Labour 101: A simple guide to the CCMA

Lungi Madonsela - June 2, 2022


For many people, the CCMA is a very scary and daunting process. There seem to be a million rules and little to no guidance from the CCMA itself. This article serves as a simple guide to the CCMA, providing you with the basics that will make the CCMA process a lot simpler. 

What is the CCMA and what is its purpose?

The CCMA is the Commission for Conciliation, Mediation and Arbitration (CCMA). The CCMA was established in order to relieve pressure from other courts on labour matters and to allow employees and employers a safe space to resolve their workplace disputes in a manner that will allow the relationship between employer and employee to proceed following a dispute. The CCMA has also been established to balance the power dynamics between employer and employee. 

There are three steps to resolving a dispute at the CCMA. 

  1. Conciliation – is a very informal process used by the CCMA to find an amicable solution to a dispute. No attorneys or legal representatives are allowed at this stage. If a person is not happy with the outcome of the conciliation, they are welcome to appeal the process.
  2. Mediation – a slightly more structured approach to resolving the dispute. The commissioner will act as a mediator and attempt to resolve the issues in order to reach some sort of settlement agreement between the parties. No attorneys or legal representatives are allowed at this stage, and decisions from this stage are non-binding and also appealable.
  3. Arbitration – this is the CCMA’s last approach. The procedure is formal and all parties involved must prepare their arguments and bundles of evidence as if they are going to a court hearing at the Magistrates’ Court or the High Court. At this stage of the process, you are advised to have an attorney or legal representative. The decisions made are binding on the parties, and they cannot be appealed. You can only review a decision made by the arbitrator.

Who can go to the CCMA? 

All employees and employers can approach the CCMA for help with their workplace disputes. The only people who cannot approach the CCMA are independent contractors, shareholders and any case that falls outside the scope of the Labour Relations Act and the Basic Conditions of Employment Act. 

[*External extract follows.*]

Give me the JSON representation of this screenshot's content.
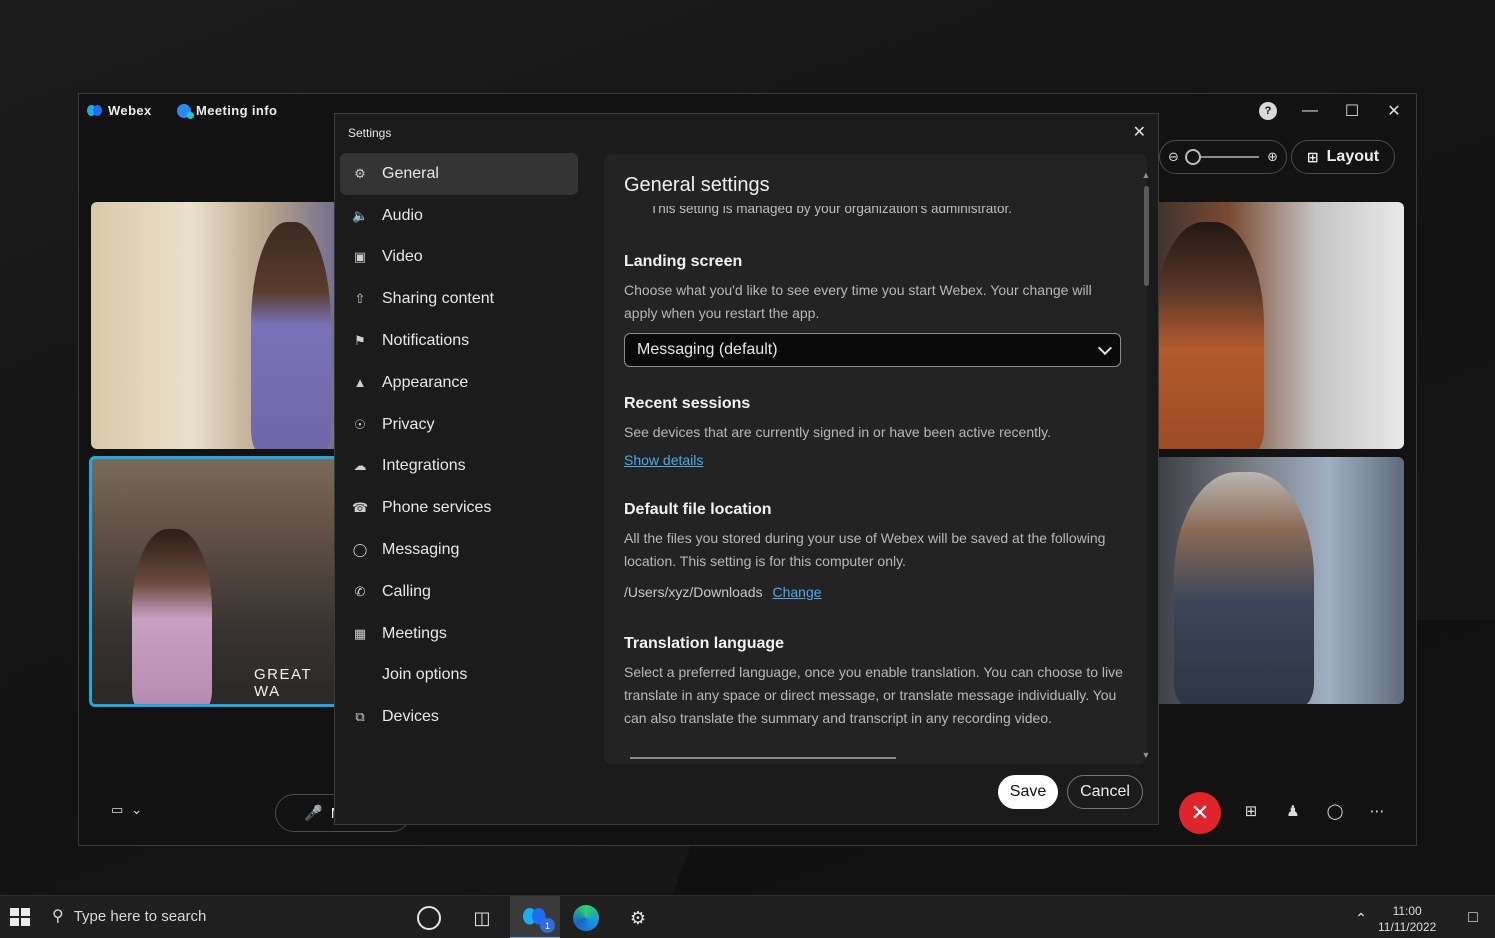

How much does it cost to go to the CCMA?

The CCMA is free; however, in some instances, when labour legislation allows fees to be charged, the Commission may charge fees. The CCMA may charge fees in the following circumstances: 

  • When conducting, overseeing or scrutinising any election or ballot at the request of a registered trade union or employers’ organisation. The fee is between R750 to R1000 for each day or part thereof; 
  • When asked by employees, employers, registered trade unions, a registered federation of trade unions, federations of employers organisations or councils to provide advice or training relating 
    • the establishing collective bargaining structures; 
    • designing, establishing and electing workplace forums and creating deadlock-breaking mechanisms;
    •  the functioning of workplace forums; 
    • preventing and resolving disputes and employees’ grievances; 
    • disciplinary procedures; procedures in relation to dismissals; 
    • the process of restructuring the workplace; 
    • affirmative action and equal opportunity programmes; 
    • sexual harassment in the workplace; 

The fee is between R750 and R1500 for each day or part thereof. 

  • The CCMA may charge an employer with an arbitration fee in dismissal matters relating to conduct/capacity where the commissioner finds that a dismissal is procedurally unfair.

Can all labour disputes be referred to the CCMA?

The CCMA generally has jurisdiction over all labour disputes, except when:

  • There is a bargaining council for that sector of the employment field. 
  • The matter falls outside the scope of the Labour Relations Act and the Basic Conditions of Employment Act.
  • You are an independent contractor or a shareholder.

What matters does the CCMA have jurisdiction over?

  • All unfair dismissals
  • Unfair labour practices
  • Discrimination 
  • Freedom of association
  • Claims for monies that have not been paid (overtime, severance pay, leave days, salaries, wages, commission and bonuses).
  • Unilateral changes to an employment contract
  • Temporary employment 
  • Part-time employment 

And so many more, the CCMA’s referral form has many options for the applicant to choose from. Should your dispute not be on the referral form chances are your dispute falls outside of the CCMA’s jurisdiction. 

Some rules you should be aware of:

Owing to the fact that the CCMA gets millions of applications on a regular basis, there are some rules that have been put in place to ensure that all matters are dealt with efficiently.

Time limits:

These are periods set by the CCMA in which you are allowed to bring your matter to them

  • Unfair dismissals – 30 days from the date of dismissal.
  • Unfair labour practices – 90 days from the date of the event
  • Discrimination – 180 days from the date of the event

In the event that you submit your matter outside the time limit prescribed by the CCMA, you can always file for condonation. When applying for condonation you are essentially asking the CCMA to forgive your late application and to hear your matter because it has good merits. 


If you are claiming for monies owed to you by an employer, you can only approach the CCMA if you earn below the threshold of R211 596.30 per year, which is approximately R17 633,025 per month. If you earn above that amount then you are encouraged to seek remedies from the Labour Court.

Lungi Madonsela

Lungi Madonsela

Legal Administrator